I have referred often in these articles to the Options Profit Loss graph. Today, I want to show it explicitly and discuss its uses.
First, let’s look not at an option Profit Loss graph, but at a regular price chart of a stock to use an example. I’ve chosen Colgate Palmolive (symbol CL).
On this date, Colgate had just reported in-line earnings but disappointing sales, and its stock price had dropped by over 6% in a single day.
In cases of earnings surprises like this, it is often true that the immediate move is an overreaction that will be reversed in the near future. This could very well be one of those cases. The stock seemed to have stopped its plunge and begun righting itself.
To capitalize on the rebound move, we could have bought call options. These would increase in value if Colgate stock went back up. Checking the option chain, we found that the May call at the $70 strike could be bought for $4.875 per share ($487.50 per option contract).
How much might we expect to make if we bought those calls and were right about CL regaining its pre-earnings price in the near future?
Answering that question requires an options profit loss graph. Although we know that a call option will go up in value when its underlying stock does, the movement is not linear. There is no back-of-the envelope way to calculate what an option price will be after a move in the stock price. We need the mathematical horsepower of the option profit loss graph to do it. All trading platforms provide some version of this tool. The details of their operations are a little different, but all are basically similar in their function.
That function is to show us how much money could be made or lost on an option position, when its underlying stock moves to a different price.
Below is the option P/L graph for the May $70 CL Calls, made as of January 28, 2018.
This diagram is actually three P/L graphs (the thin white, purple and cyan lines that slope upward from left to right). Each of the three lines is calculated as of a different date. This is to show that the price of an option is affected not just by stock price, but also by time. I selected the current date (1/28/18, white line); another date about two months away (3/24/18, purple line); and the expiration date (May 18, 2018, cyan line).
The three graphs all take $487.50, the current market value of the option, as its initial cost. Each line plots the profit or loss that would be made on the option if liquidated on the date specified for that line, with the stock at that time at the price indicated on the horizontal axis.
The graphs take a little getting used to, but the effort is well worth it. The stock price, instead of being on the vertical axis like a price chart, is on the horizontal axis. And the vertical axis shows profit or loss from a fixed starting point (the $487.50 current value of the options).
In the table beneath the graph, on the bottom line, is a row of data that would apply if the stock price were to rise to $81.08 today. We can tell this because $81.08 is the amount shown in the first column, labeled Price; and because under the heading “Plot” the value is “Plot 1.” Today’s date (1/28/18) is shown as the first of the three dates in the legend on the chart, in the box (plot number 1). In the “Value” column for this line, the amount shown is $1,142.37. This means that if CL stock were to rise to $81.08 today, the value of our $70 strike call option would be that amount.

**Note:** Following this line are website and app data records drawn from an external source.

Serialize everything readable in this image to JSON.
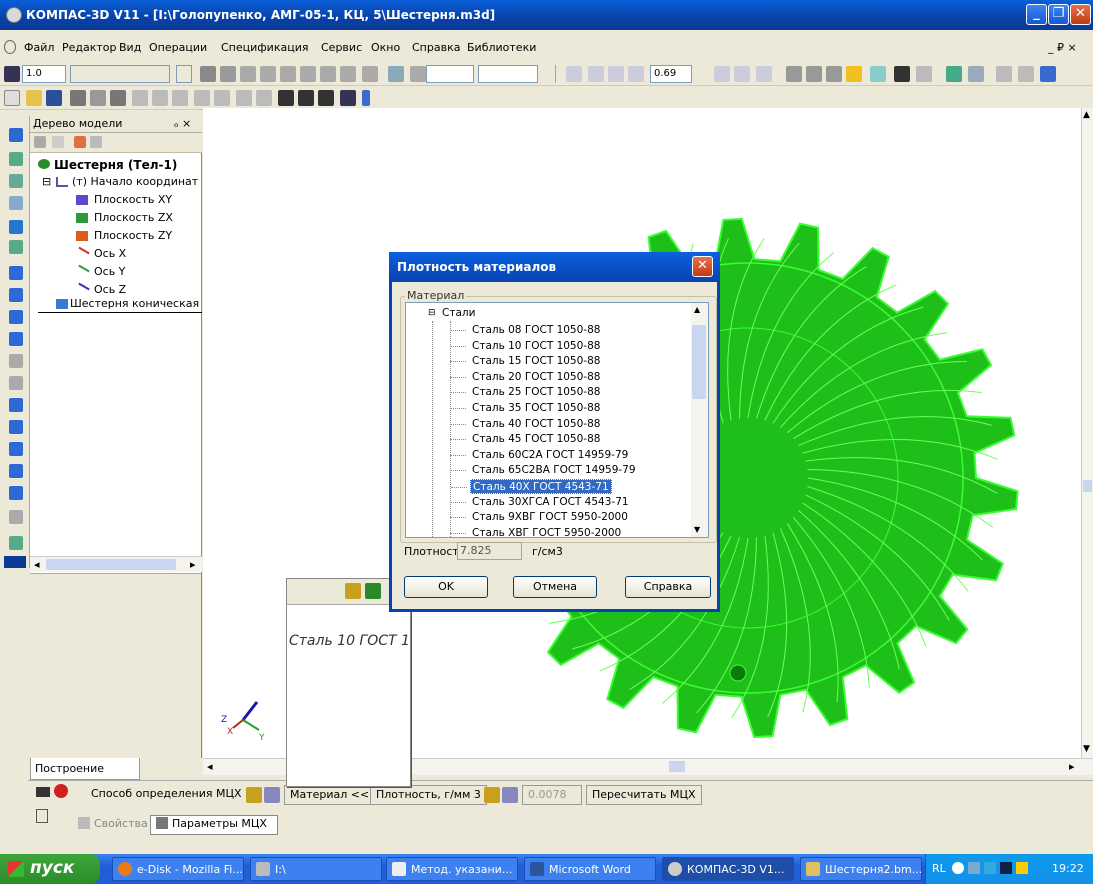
{
  "window": {
    "title": "КОМПАС-3D V11 - [I:\\Голопупенко, АМГ-05-1, КЦ, 5\\Шестерня.m3d]",
    "minimize": "_",
    "maximize": "❐",
    "close": "✕"
  },
  "menu": {
    "items": [
      "Файл",
      "Редактор",
      "Вид",
      "Операции",
      "Спецификация",
      "Сервис",
      "Окно",
      "Справка",
      "Библиотеки"
    ],
    "mdi_controls": "_ ₽ ×"
  },
  "toolbar": {
    "step_value": "1.0",
    "zoom_value": "0.69"
  },
  "tree_panel": {
    "title": "Дерево модели",
    "pin": "ₒ ×",
    "items": [
      {
        "label": "Шестерня (Тел-1)"
      },
      {
        "label": "(т) Начало координат"
      },
      {
        "label": "Плоскость XY"
      },
      {
        "label": "Плоскость ZX"
      },
      {
        "label": "Плоскость ZY"
      },
      {
        "label": "Ось X"
      },
      {
        "label": "Ось Y"
      },
      {
        "label": "Ось Z"
      },
      {
        "label": "Шестерня коническая"
      }
    ],
    "tab_label": "Построение"
  },
  "preview": {
    "text": "Сталь 10  ГОСТ 1"
  },
  "dialog": {
    "title": "Плотность материалов",
    "group_label": "Материал",
    "root": "Стали",
    "materials": [
      "Сталь 08  ГОСТ 1050-88",
      "Сталь 10  ГОСТ 1050-88",
      "Сталь 15  ГОСТ 1050-88",
      "Сталь 20  ГОСТ 1050-88",
      "Сталь 25  ГОСТ 1050-88",
      "Сталь 35  ГОСТ 1050-88",
      "Сталь 40  ГОСТ 1050-88",
      "Сталь 45  ГОСТ 1050-88",
      "Сталь 60С2А  ГОСТ 14959-79",
      "Сталь 65С2ВА  ГОСТ 14959-79",
      "Сталь 40Х  ГОСТ 4543-71",
      "Сталь 30ХГСА  ГОСТ 4543-71",
      "Сталь 9ХВГ  ГОСТ 5950-2000",
      "Сталь ХВГ  ГОСТ 5950-2000"
    ],
    "selected_material": "Сталь 40Х  ГОСТ 4543-71",
    "density_label": "Плотность",
    "density_value": "7.825",
    "density_unit": "г/см3",
    "ok": "OK",
    "cancel": "Отмена",
    "help": "Справка"
  },
  "props": {
    "method_label": "Способ определения МЦХ",
    "material_button": "Материал  <<",
    "density_label": "Плотность, г/мм 3",
    "density_value": "0.0078",
    "recalc_button": "Пересчитать МЦХ",
    "tab_properties": "Свойства",
    "tab_params": "Параметры МЦХ"
  },
  "taskbar": {
    "start": "пуск",
    "tasks": [
      "e-Disk - Mozilla Fi...",
      "I:\\",
      "Метод. указани...",
      "Microsoft Word",
      "КОМПАС-3D V1...",
      "Шестерня2.bm..."
    ],
    "lang": "RL",
    "time": "19:22"
  },
  "colors": {
    "gear_fill": "#1fbf1a",
    "gear_edges": "#39ff30",
    "xp_blue": "#0842b0",
    "selection": "#316ac5"
  }
}
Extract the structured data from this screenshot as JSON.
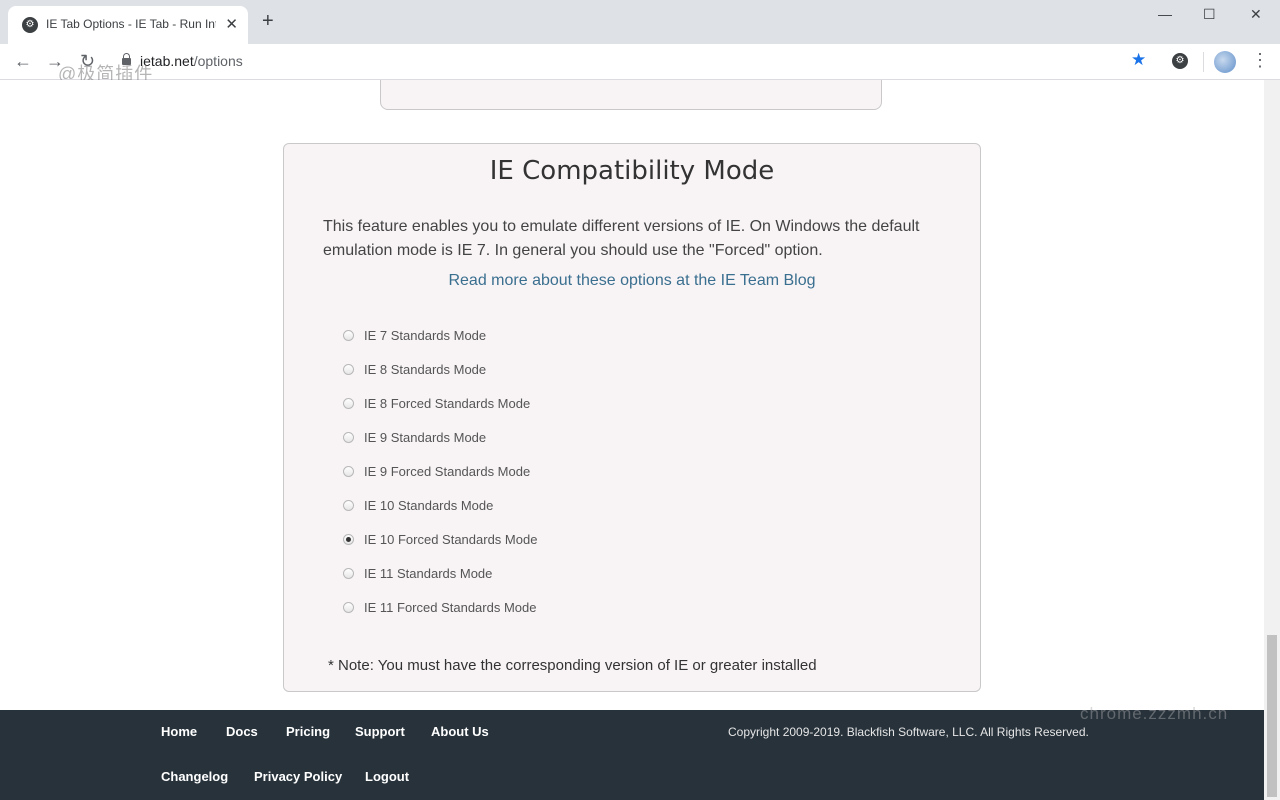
{
  "browser": {
    "tab_title": "IE Tab Options - IE Tab - Run Int...",
    "tab_favicon": "⚙",
    "tab_close": "✕",
    "new_tab": "+",
    "window_controls": {
      "minimize": "—",
      "maximize": "☐",
      "close": "✕"
    },
    "url_host": "ietab.net",
    "url_path": "/options",
    "watermark_top": "@极简插件",
    "nav_icons": {
      "back": "←",
      "forward": "→",
      "reload": "↻"
    }
  },
  "previous_card": {},
  "compat_card": {
    "title": "IE Compatibility Mode",
    "description": "This feature enables you to emulate different versions of IE. On Windows the default emulation mode is IE 7. In general you should use the \"Forced\" option.",
    "link": "Read more about these options at the IE Team Blog",
    "options": [
      {
        "label": "IE 7 Standards Mode",
        "checked": false
      },
      {
        "label": "IE 8 Standards Mode",
        "checked": false
      },
      {
        "label": "IE 8 Forced Standards Mode",
        "checked": false
      },
      {
        "label": "IE 9 Standards Mode",
        "checked": false
      },
      {
        "label": "IE 9 Forced Standards Mode",
        "checked": false
      },
      {
        "label": "IE 10 Standards Mode",
        "checked": false
      },
      {
        "label": "IE 10 Forced Standards Mode",
        "checked": true
      },
      {
        "label": "IE 11 Standards Mode",
        "checked": false
      },
      {
        "label": "IE 11 Forced Standards Mode",
        "checked": false
      }
    ],
    "note": "* Note: You must have the corresponding version of IE or greater installed"
  },
  "footer": {
    "links_row1": [
      "Home",
      "Docs",
      "Pricing",
      "Support",
      "About Us"
    ],
    "links_row2": [
      "Changelog",
      "Privacy Policy",
      "Logout"
    ],
    "copyright": "Copyright 2009-2019. Blackfish Software, LLC. All Rights Reserved.",
    "watermark": "chrome.zzzmh.cn"
  },
  "colors": {
    "footer_bg": "#27323b",
    "card_bg": "#f8f4f6",
    "link": "#3a6f8f",
    "star": "#1a73e8"
  }
}
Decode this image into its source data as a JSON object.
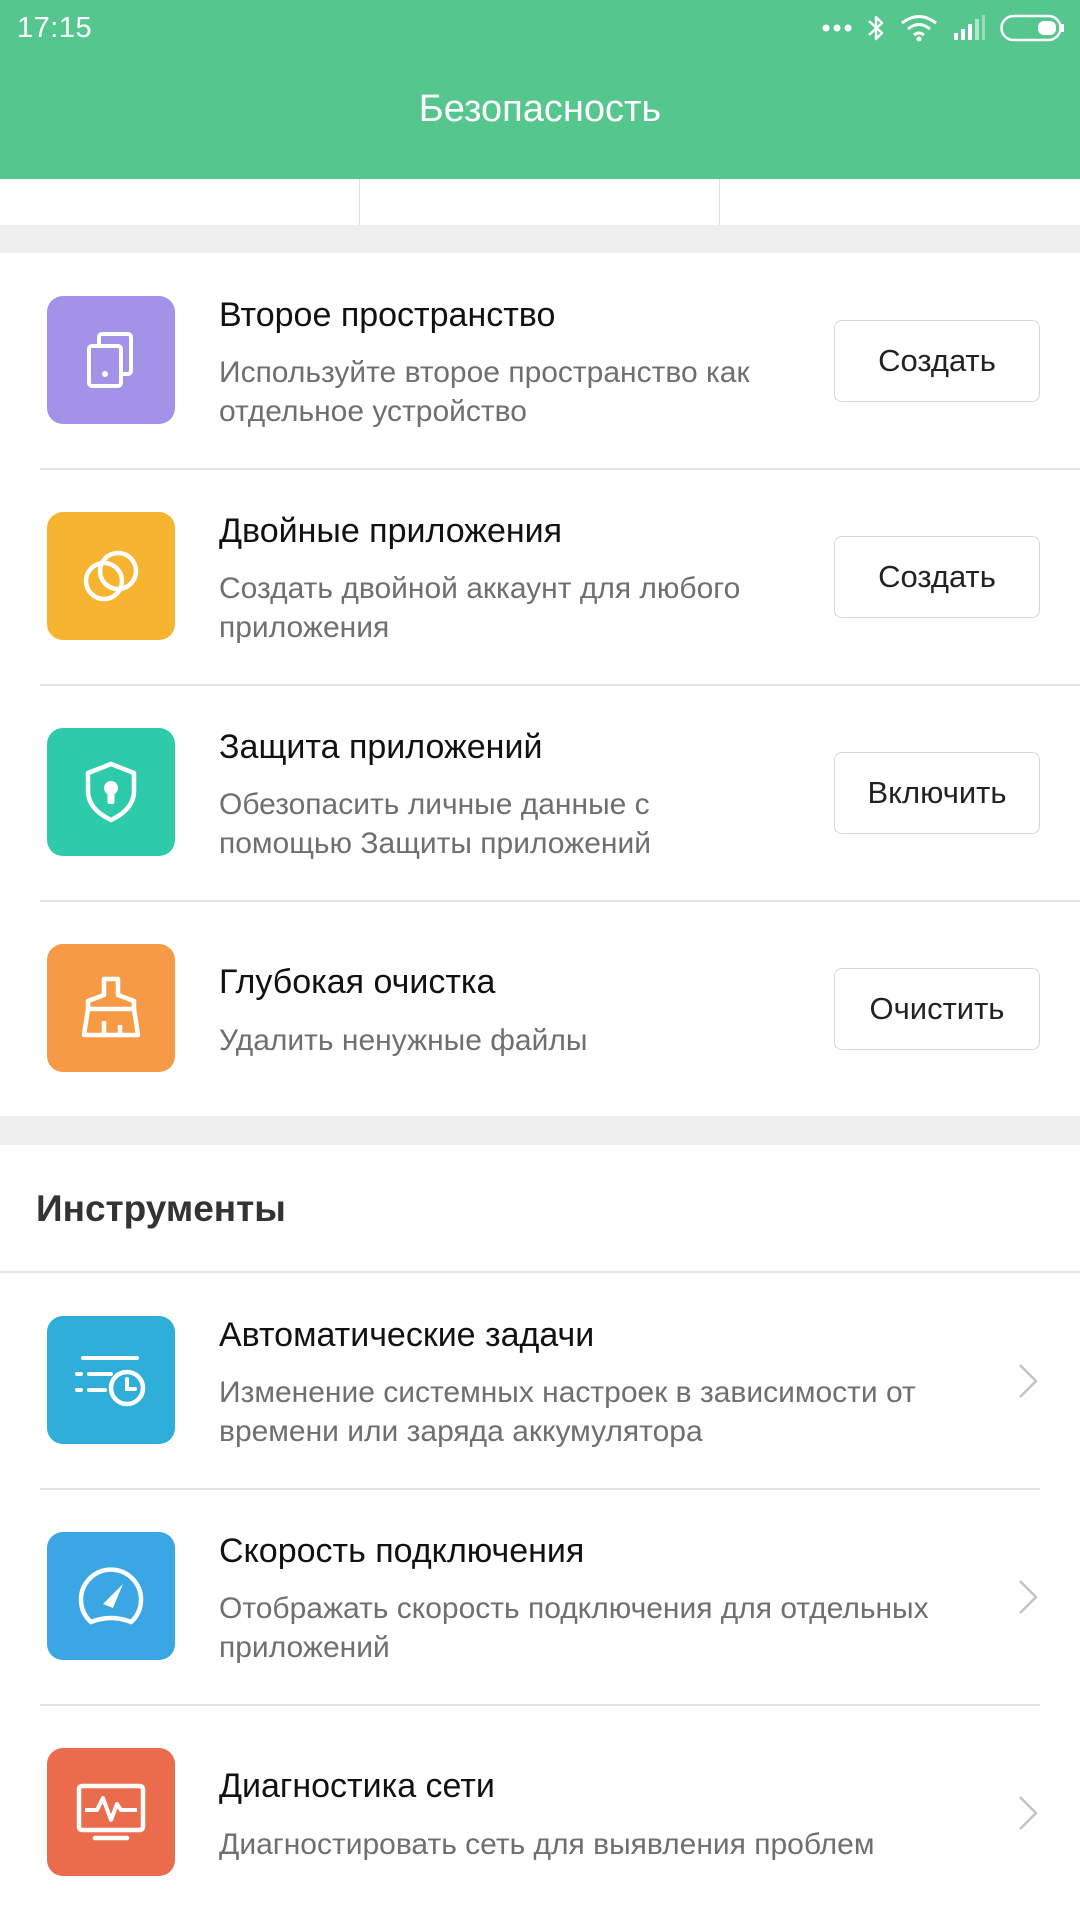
{
  "status_bar": {
    "time": "17:15",
    "icons": [
      "more-dots-icon",
      "bluetooth-icon",
      "wifi-icon",
      "signal-icon",
      "battery-icon"
    ]
  },
  "header": {
    "title": "Безопасность",
    "color": "#55c78e"
  },
  "features": [
    {
      "title": "Второе пространство",
      "desc_lines": [
        "Используйте второе пространство как",
        "отдельное устройство"
      ],
      "button": "Создать",
      "icon": "second-space-icon",
      "color": "#a293e8"
    },
    {
      "title": "Двойные приложения",
      "desc_lines": [
        "Создать двойной аккаунт для любого",
        "приложения"
      ],
      "button": "Создать",
      "icon": "dual-apps-icon",
      "color": "#f6b431"
    },
    {
      "title": "Защита приложений",
      "desc_lines": [
        "Обезопасить личные данные с",
        "помощью Защиты приложений"
      ],
      "button": "Включить",
      "icon": "app-lock-shield-icon",
      "color": "#2ecbab"
    },
    {
      "title": "Глубокая очистка",
      "desc_lines": [
        "Удалить ненужные файлы"
      ],
      "button": "Очистить",
      "icon": "deep-clean-broom-icon",
      "color": "#f69a45"
    }
  ],
  "tools": {
    "section_title": "Инструменты",
    "items": [
      {
        "title": "Автоматические задачи",
        "desc_lines": [
          "Изменение системных настроек в зависимости от",
          "времени или заряда аккумулятора"
        ],
        "icon": "scheduled-tasks-icon",
        "color": "#2faed9"
      },
      {
        "title": "Скорость подключения",
        "desc_lines": [
          "Отображать скорость подключения для отдельных",
          "приложений"
        ],
        "icon": "speedometer-icon",
        "color": "#3aa6e3"
      },
      {
        "title": "Диагностика сети",
        "desc_lines": [
          "Диагностировать сеть для выявления проблем"
        ],
        "icon": "network-diagnostics-icon",
        "color": "#ea6c4c"
      }
    ]
  }
}
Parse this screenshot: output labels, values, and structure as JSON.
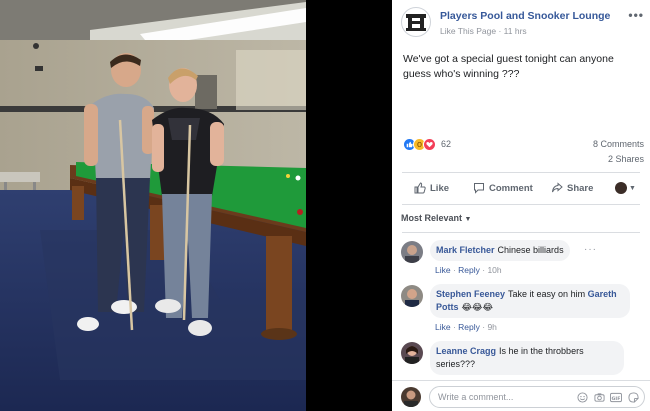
{
  "post": {
    "page_name": "Players Pool and Snooker Lounge",
    "like_page": "Like This Page",
    "separator": "·",
    "time": "11 hrs",
    "text": "We've got a special guest tonight can anyone guess who's winning ???",
    "reaction_count": "62",
    "comments_count": "8 Comments",
    "shares_count": "2 Shares",
    "actions": {
      "like": "Like",
      "comment": "Comment",
      "share": "Share"
    }
  },
  "comments_section": {
    "sort_label": "Most Relevant",
    "comments": [
      {
        "author": "Mark Fletcher",
        "text": "Chinese billiards",
        "like": "Like",
        "reply": "Reply",
        "time": "10h"
      },
      {
        "author": "Stephen Feeney",
        "text": "Take it easy on him",
        "mention": "Gareth Potts",
        "emoji": "😂😂😂",
        "like": "Like",
        "reply": "Reply",
        "time": "9h"
      },
      {
        "author": "Leanne Cragg",
        "text": "Is he in the throbbers series???"
      }
    ],
    "write_placeholder": "Write a comment...",
    "write_icons": [
      "emoji-icon",
      "camera-icon",
      "gif-icon",
      "sticker-icon"
    ]
  },
  "colors": {
    "link_blue": "#365899",
    "meta_gray": "#90949c",
    "like_blue": "#2078f4",
    "love_red": "#f33e58",
    "wow_yellow": "#f7b928",
    "table_green": "#1f9a3a"
  }
}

Since our cost is $487.50, our profit would be $1,142.37 – $487.50, or $654.87. We can see that the amount under the heading “Theo P/L” is $654.87.
I chose $81.08 as an example price, called a price ‘slice,’ just because it was a high price that would be unlikely to be reached today. Notice that there are two other rows of data in the table. These are for the current price ($73.87) and a price that is much lower ($67.30). In fact, you can show as many price slices as you want and specify a different price for each.
On the row whose Price is $67.30, we can see that the Value of the option would be only $110.71. Since our cost was $487.50, that would represent a loss of $487.50 – $110,71, or $376.79. That amount is shown in the “Theo P/L” column for that line.
Usually, we use three slices: one for the price at which the stock is now; one for the stop-loss price, and one for a target price. The Value column then shows us what the value of the option position would be with the stock at each of those prices. We can then evaluate risk vs. reward on the trade to determine if we should take it.
That’s all we have space for today. There is much more that the profit loss graph can do, and we’ll look at some of those features in future articles. If you trade options, be sure to become fluent in the use of the P/L graphing tool that comes with your platform.